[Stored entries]
BEGIN

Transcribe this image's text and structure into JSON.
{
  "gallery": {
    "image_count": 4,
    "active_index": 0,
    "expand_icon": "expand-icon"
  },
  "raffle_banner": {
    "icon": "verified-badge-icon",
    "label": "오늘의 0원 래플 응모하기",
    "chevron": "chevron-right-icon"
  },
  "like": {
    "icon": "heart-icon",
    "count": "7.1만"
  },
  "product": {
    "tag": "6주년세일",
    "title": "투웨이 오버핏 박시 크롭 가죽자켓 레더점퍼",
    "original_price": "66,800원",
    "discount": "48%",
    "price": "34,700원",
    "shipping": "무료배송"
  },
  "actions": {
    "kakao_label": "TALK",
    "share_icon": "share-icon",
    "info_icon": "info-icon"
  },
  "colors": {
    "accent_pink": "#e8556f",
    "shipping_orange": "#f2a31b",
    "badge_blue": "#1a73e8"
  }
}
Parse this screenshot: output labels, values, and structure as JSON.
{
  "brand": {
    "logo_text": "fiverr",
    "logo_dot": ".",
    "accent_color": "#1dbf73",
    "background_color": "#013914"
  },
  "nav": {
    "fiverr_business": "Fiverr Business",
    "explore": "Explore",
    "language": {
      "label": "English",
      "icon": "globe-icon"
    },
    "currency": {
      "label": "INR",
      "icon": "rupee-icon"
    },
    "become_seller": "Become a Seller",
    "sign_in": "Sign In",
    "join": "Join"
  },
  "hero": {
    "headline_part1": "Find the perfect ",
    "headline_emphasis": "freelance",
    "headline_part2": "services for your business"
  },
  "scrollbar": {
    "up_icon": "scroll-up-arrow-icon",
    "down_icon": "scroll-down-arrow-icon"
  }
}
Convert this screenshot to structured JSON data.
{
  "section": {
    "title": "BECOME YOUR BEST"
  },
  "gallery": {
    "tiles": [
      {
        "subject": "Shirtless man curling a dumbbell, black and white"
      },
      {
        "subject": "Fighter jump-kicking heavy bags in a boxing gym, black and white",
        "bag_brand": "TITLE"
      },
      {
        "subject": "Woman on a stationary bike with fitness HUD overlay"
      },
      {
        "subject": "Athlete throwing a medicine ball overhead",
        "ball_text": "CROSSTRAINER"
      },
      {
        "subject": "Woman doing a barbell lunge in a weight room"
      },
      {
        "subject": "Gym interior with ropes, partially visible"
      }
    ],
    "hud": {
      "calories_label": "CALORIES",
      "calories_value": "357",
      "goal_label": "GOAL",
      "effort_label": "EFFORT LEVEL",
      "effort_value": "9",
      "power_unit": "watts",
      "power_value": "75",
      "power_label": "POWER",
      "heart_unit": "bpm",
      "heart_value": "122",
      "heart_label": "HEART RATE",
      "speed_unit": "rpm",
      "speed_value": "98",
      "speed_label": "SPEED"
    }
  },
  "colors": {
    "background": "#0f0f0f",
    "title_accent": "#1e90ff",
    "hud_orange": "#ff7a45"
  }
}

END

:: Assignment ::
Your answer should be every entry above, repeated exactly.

:: Result of the exercise ::
Transcribe this image's text and structure into JSON.
{
  "gallery": {
    "image_count": 4,
    "active_index": 0,
    "expand_icon": "expand-icon"
  },
  "raffle_banner": {
    "icon": "verified-badge-icon",
    "label": "오늘의 0원 래플 응모하기",
    "chevron": "chevron-right-icon"
  },
  "like": {
    "icon": "heart-icon",
    "count": "7.1만"
  },
  "product": {
    "tag": "6주년세일",
    "title": "투웨이 오버핏 박시 크롭 가죽자켓 레더점퍼",
    "original_price": "66,800원",
    "discount": "48%",
    "price": "34,700원",
    "shipping": "무료배송"
  },
  "actions": {
    "kakao_label": "TALK",
    "share_icon": "share-icon",
    "info_icon": "info-icon"
  },
  "colors": {
    "accent_pink": "#e8556f",
    "shipping_orange": "#f2a31b",
    "badge_blue": "#1a73e8"
  }
}
Parse this screenshot: output labels, values, and structure as JSON.
{
  "brand": {
    "logo_text": "fiverr",
    "logo_dot": ".",
    "accent_color": "#1dbf73",
    "background_color": "#013914"
  },
  "nav": {
    "fiverr_business": "Fiverr Business",
    "explore": "Explore",
    "language": {
      "label": "English",
      "icon": "globe-icon"
    },
    "currency": {
      "label": "INR",
      "icon": "rupee-icon"
    },
    "become_seller": "Become a Seller",
    "sign_in": "Sign In",
    "join": "Join"
  },
  "hero": {
    "headline_part1": "Find the perfect ",
    "headline_emphasis": "freelance",
    "headline_part2": "services for your business"
  },
  "scrollbar": {
    "up_icon": "scroll-up-arrow-icon",
    "down_icon": "scroll-down-arrow-icon"
  }
}
Convert this screenshot to structured JSON data.
{
  "section": {
    "title": "BECOME YOUR BEST"
  },
  "gallery": {
    "tiles": [
      {
        "subject": "Shirtless man curling a dumbbell, black and white"
      },
      {
        "subject": "Fighter jump-kicking heavy bags in a boxing gym, black and white",
        "bag_brand": "TITLE"
      },
      {
        "subject": "Woman on a stationary bike with fitness HUD overlay"
      },
      {
        "subject": "Athlete throwing a medicine ball overhead",
        "ball_text": "CROSSTRAINER"
      },
      {
        "subject": "Woman doing a barbell lunge in a weight room"
      },
      {
        "subject": "Gym interior with ropes, partially visible"
      }
    ],
    "hud": {
      "calories_label": "CALORIES",
      "calories_value": "357",
      "goal_label": "GOAL",
      "effort_label": "EFFORT LEVEL",
      "effort_value": "9",
      "power_unit": "watts",
      "power_value": "75",
      "power_label": "POWER",
      "heart_unit": "bpm",
      "heart_value": "122",
      "heart_label": "HEART RATE",
      "speed_unit": "rpm",
      "speed_value": "98",
      "speed_label": "SPEED"
    }
  },
  "colors": {
    "background": "#0f0f0f",
    "title_accent": "#1e90ff",
    "hud_orange": "#ff7a45"
  }
}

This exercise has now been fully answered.